Noakes family

Winifred Hill and Arthur Onwhyn Noakes had five young children in their home on St Andrews Street in James Bay in 1918. Arthur was a land surveyor. The entire family came down with influenza, except for their middle child Winifred, who was five years old.All survived but were so sick,” writes Ken Brown, son of Winifred (the younger), from Toronto, “a neighbour had to come in to stoke the furnace and prepare food.” The neighbour was a nurse, and she “must also have attended the needs of the toddlers.” Winifred and Arthur went on to have three more children, and seven offspring attended their Fiftieth Wedding Anniversary in 1959. The identity of their rescuing angel has never come to light.

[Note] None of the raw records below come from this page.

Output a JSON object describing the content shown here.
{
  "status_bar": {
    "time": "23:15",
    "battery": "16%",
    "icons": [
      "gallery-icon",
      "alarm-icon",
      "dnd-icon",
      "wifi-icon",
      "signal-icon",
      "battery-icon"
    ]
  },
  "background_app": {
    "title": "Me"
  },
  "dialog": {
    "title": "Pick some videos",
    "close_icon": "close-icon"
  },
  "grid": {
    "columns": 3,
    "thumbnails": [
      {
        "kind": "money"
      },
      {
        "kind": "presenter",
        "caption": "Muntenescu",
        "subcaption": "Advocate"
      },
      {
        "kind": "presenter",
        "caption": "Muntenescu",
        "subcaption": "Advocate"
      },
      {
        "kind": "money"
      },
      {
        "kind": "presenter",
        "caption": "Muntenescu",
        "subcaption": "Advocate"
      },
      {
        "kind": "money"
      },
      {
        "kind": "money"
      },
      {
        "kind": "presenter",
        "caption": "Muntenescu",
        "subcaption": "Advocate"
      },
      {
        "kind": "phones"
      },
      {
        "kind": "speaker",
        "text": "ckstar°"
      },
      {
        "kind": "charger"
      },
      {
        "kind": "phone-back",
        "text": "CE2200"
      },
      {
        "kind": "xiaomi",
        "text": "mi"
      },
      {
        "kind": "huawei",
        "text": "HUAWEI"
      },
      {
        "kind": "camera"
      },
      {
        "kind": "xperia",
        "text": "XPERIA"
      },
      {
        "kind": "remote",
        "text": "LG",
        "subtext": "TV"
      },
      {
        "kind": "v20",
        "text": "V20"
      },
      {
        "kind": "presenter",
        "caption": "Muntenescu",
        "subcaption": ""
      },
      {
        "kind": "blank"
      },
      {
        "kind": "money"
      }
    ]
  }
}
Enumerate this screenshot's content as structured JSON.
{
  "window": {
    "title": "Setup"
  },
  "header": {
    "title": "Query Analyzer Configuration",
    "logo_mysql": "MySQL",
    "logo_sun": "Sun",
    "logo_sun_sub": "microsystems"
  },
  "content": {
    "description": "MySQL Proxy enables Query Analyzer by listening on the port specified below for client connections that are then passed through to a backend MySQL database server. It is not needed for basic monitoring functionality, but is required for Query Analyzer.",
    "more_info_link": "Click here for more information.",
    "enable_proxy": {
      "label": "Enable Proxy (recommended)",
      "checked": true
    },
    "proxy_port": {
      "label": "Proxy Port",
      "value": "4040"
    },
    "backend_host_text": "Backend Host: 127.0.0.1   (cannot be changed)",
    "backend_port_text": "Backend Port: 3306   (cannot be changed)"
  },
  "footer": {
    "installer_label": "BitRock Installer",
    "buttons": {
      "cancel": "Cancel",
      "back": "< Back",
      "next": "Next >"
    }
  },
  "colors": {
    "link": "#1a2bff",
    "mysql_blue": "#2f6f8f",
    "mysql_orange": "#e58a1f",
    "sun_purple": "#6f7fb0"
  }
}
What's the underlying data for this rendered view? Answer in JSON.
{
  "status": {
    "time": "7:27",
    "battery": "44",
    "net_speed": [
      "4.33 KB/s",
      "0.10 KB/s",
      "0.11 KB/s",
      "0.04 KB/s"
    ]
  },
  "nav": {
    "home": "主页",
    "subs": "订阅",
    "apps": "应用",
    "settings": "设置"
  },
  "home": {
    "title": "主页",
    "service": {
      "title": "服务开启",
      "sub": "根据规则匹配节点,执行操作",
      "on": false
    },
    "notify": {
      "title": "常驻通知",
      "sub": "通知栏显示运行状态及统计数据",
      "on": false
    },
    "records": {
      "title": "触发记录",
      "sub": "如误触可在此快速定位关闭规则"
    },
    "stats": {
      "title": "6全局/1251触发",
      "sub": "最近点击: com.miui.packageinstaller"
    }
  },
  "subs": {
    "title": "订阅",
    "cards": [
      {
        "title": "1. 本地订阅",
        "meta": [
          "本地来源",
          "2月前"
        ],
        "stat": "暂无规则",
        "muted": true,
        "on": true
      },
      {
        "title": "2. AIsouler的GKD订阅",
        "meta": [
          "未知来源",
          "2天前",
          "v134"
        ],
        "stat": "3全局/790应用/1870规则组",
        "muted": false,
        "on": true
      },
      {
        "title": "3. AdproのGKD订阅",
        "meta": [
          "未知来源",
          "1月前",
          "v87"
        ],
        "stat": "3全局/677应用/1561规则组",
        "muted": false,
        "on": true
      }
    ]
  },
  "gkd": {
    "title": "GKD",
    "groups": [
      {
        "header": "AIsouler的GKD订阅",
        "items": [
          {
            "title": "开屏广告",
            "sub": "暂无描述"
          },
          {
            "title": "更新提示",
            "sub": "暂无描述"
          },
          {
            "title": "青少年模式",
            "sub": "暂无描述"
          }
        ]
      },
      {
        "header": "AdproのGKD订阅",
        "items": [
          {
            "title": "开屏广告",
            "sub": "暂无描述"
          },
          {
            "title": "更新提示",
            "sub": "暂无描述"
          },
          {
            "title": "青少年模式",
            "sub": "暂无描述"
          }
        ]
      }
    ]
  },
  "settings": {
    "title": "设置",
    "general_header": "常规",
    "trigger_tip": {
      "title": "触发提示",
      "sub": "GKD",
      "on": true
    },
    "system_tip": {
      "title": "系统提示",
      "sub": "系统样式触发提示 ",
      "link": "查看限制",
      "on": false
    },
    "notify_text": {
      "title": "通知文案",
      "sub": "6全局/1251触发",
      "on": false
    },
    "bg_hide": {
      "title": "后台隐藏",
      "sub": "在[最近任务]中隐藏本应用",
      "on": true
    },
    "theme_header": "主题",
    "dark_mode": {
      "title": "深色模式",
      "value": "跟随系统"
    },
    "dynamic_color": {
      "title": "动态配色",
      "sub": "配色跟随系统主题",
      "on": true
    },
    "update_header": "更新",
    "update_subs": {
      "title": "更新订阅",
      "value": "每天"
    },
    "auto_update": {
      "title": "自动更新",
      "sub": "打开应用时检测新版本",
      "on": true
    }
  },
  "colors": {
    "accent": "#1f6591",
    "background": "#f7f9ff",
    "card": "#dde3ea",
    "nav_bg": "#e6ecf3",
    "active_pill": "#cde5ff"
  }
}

Archie Wills

Courtesy Victoria Times-Colonist

Henry Archibald (Archie) Wills (1892-1988) was a reporter on the Victoria Daily Times who enlisted with the Canadian Expeditionary Force. Assigned to the 62nd Battery, 15th Overseas Brigade, Canadian Field Artillery, Wills kept diaries and years later wrote a memoir about his remarkable tour of duty in Europe.

Following the Armistice, Wills and his company contributed to the push into Germany. En route through Belgium, Wills came down with Spanish Flu. Although he didn’t write much about the experience, the caption with the photo at Left, below, gives the sense of it:

After Armistice and our capture of Mons, I billeted my horses and men in a farm in Thulin, Belgium. I was stricken with ‘flu and I was given first-class treatment by these girls, Desiree and Josephine, after the farmer put me to bed in his home. I think they had a lot to do with my survival.

Wills went on to be managing editor of the Times from 1936 to 1951.

University of Victoria Digital Collections. Archie Wills fonds.